Mass Audubon is working to improve climate literacy in Massachusetts. With an engaged, well-informed voting public, we can find solutions to the challenges of climate change.
Mass Audubon sanctuaries are beautiful places where visitors can come to understand the local impacts of climate change and how to take action. As individuals, by working in our communities, and by supporting climate policy, we can effect dramatic positive change at the community level. We provide educational information through visitor experience, public programs, and community engagement.
As of 2016, the mechanism and effects of climate change are integrated into the Massachusetts Science, Technology, and Engineering Frameworks for grades 9-12. Mass Audubon is committed to ensuring that climate change science is taught in our public schools at all grade levels in an age-appropriate way.
Thanks to a grant funded by the EPA, Mass Audubon is working with the Connecticut and Rhode Island Audubon Societies along with other regional partners to integrate climate change concepts into existing environmental education programs. We are evaluating which messages and which programs motivated participants to action on climate change, and are compiling effective messages for a wide range of environmental topics relevant to New England.
Mass Audubon partners with numerous organizations throughout New England.

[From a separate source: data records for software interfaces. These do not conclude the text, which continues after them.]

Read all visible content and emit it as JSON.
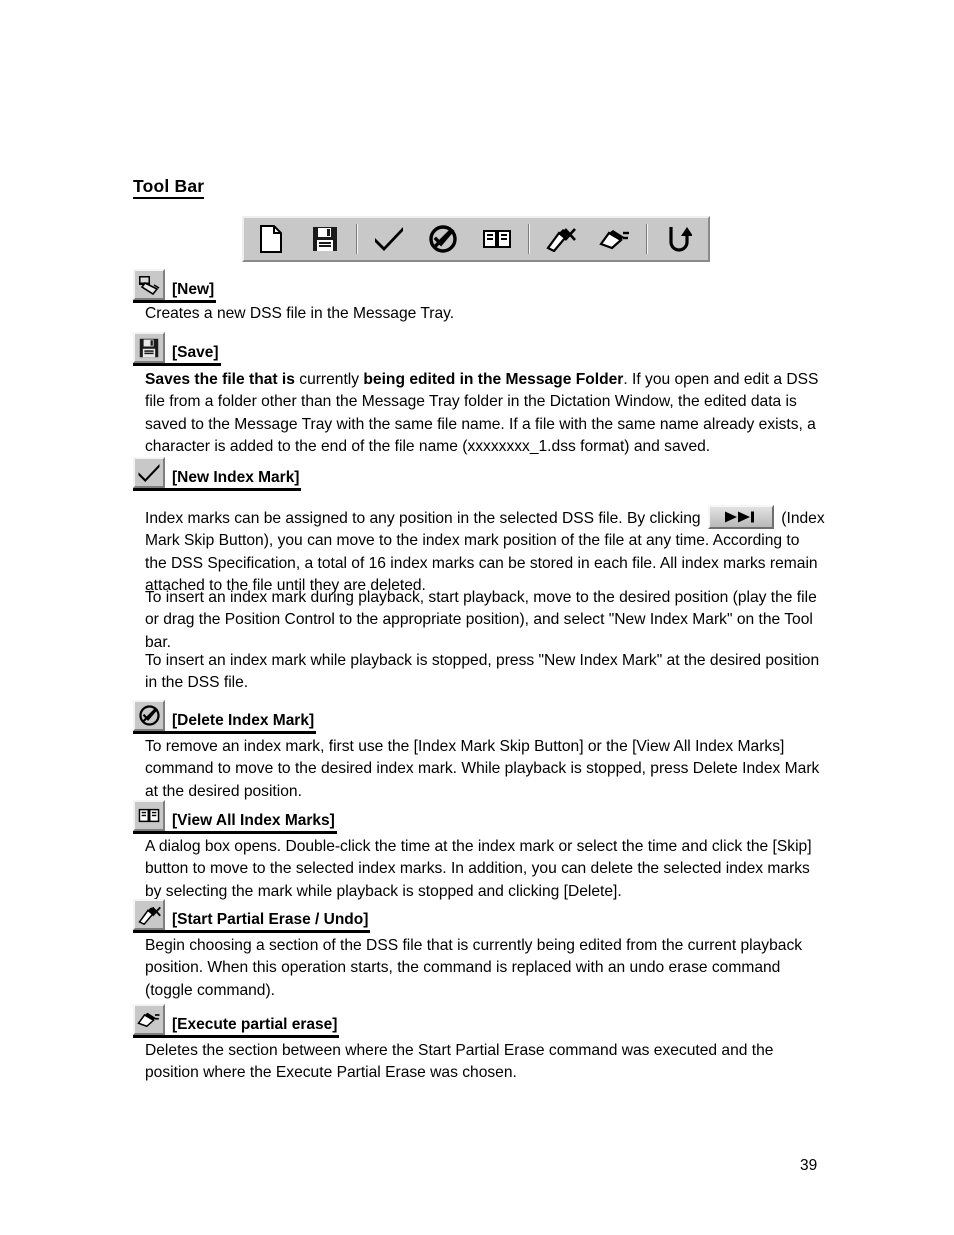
{
  "document": {
    "section_title": "Tool Bar",
    "page_number": "39"
  },
  "toolbar": {
    "name": "Tool Bar",
    "items": [
      {
        "icon": "new-file-icon",
        "label": "New"
      },
      {
        "icon": "save-floppy-icon",
        "label": "Save"
      },
      {
        "icon": "separator",
        "label": ""
      },
      {
        "icon": "check-mark-icon",
        "label": "New Index Mark"
      },
      {
        "icon": "circle-slash-check-icon",
        "label": "Delete Index Mark"
      },
      {
        "icon": "open-book-icon",
        "label": "View All Index Marks"
      },
      {
        "icon": "separator",
        "label": ""
      },
      {
        "icon": "scissors-erase-icon",
        "label": "Start Partial Erase / Undo"
      },
      {
        "icon": "erase-execute-icon",
        "label": "Execute partial erase"
      },
      {
        "icon": "separator",
        "label": ""
      },
      {
        "icon": "u-turn-arrow-icon",
        "label": "Undo"
      }
    ]
  },
  "commands": [
    {
      "id": "new",
      "icon": "new-dss-file-icon",
      "label": "[New]",
      "body": "Creates a new DSS file in the Message Tray."
    },
    {
      "id": "save",
      "icon": "save-floppy-icon",
      "label": "[Save]",
      "body_rich": {
        "part1_bold": "Saves the file that is",
        "part2": " currently ",
        "part3_bold": "being edited in the Message Folder",
        "part4": ".  If you open and edit a DSS file from a folder other than the Message Tray folder in the Dictation Window, the edited data is saved to the Message Tray with the same file name.  If a file with the same name already exists, a character is added to the end of the file name (xxxxxxxx_1.dss format) and saved."
      }
    },
    {
      "id": "new-index-mark",
      "icon": "check-mark-icon",
      "label": "[New Index Mark]",
      "body_part1": "Index marks can be assigned to any position in the selected DSS file.  By clicking",
      "skip_button_icon": "index-mark-skip-button",
      "body_part2": "(Index Mark Skip Button), you can move to the index mark position of the file at any time.  According to the DSS Specification, a total of 16 index marks can be stored in each file.  All index marks remain attached to the file until they are deleted.",
      "body_para2": "To insert an index mark during playback, start playback, move to the desired position (play the file or drag the Position Control to the appropriate position), and select \"New Index Mark\" on the Tool bar.",
      "body_para3": "To insert an index mark while playback is stopped, press \"New Index Mark\" at the desired position in the DSS file."
    },
    {
      "id": "delete-index-mark",
      "icon": "circle-slash-check-icon",
      "label": "[Delete Index Mark]",
      "body": "To remove an index mark, first use the [Index Mark Skip Button] or the [View All Index Marks] command to move to the desired index mark.  While playback is stopped, press Delete Index Mark at the desired position."
    },
    {
      "id": "view-all-index-marks",
      "icon": "open-book-icon",
      "label": "[View All Index Marks]",
      "body": "A dialog box opens.  Double-click the time at the index mark or select the time and click the [Skip] button to move to the selected index marks.  In addition, you can delete the selected index marks by selecting the mark while playback is stopped and clicking [Delete]."
    },
    {
      "id": "start-partial-erase",
      "icon": "scissors-erase-icon",
      "label": "[Start Partial Erase / Undo]",
      "body": "Begin choosing a section of the DSS file that is currently being edited from the current playback position.  When this operation starts, the command is replaced with an undo erase command (toggle command)."
    },
    {
      "id": "execute-partial-erase",
      "icon": "erase-execute-icon",
      "label": "[Execute partial erase]",
      "body": "Deletes the section between where the Start Partial Erase command was executed and the position where the Execute Partial Erase was chosen."
    }
  ],
  "colors": {
    "button_face": "#c8c8c8",
    "button_highlight": "#f4f4f4",
    "button_shadow": "#7e7e7e",
    "text": "#000000",
    "page_background": "#ffffff"
  }
}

Our scientists, land managers, educators, and advocates work with or are informed by many world-class research institutions in New England, including the Northeast Climate Science Center, the Northeast Regional Climate Center, Wood Hole Oceanographic Institute, many universities, and the Union of Concerned Scientists.
To better understand how individuals and communities move to action on climate change and what actions are most effective, we work with the National Network of Ocean and Climate Change Interpreters, regional social scientists, and community leaders. Our approaches are informed largely by research from the Frameworks Institute, the Yale Program on Climate Change Communication, and the Union of Concerned Scientists, among others.
This lesson shows students how to evaluate a coastal community's vulnerability to Sea Level Rise. Students use a spotting level to investigate coastal ecosystems and raise awareness about how their communities will be affected. Afterword, students discuss ways of reducing and adapting to future sea level rise through individual and collective action. Their findings are presented to an open audience. Developed by Education Coordinator Liz Duff. Learn More >
In this program, students define climate, discover carbon's role in climate change by becoming a carbon molecule, explore the possible outcomes of climate change, and brainstorm ways to positively impact their environment. This program can be a field trip to Arcadia, which includes exploring the nature sanctuary, or it can be an in-class lesson as one session or a series of classes. Developed by Education Coordinator Brittany Gutermuth. Learn More >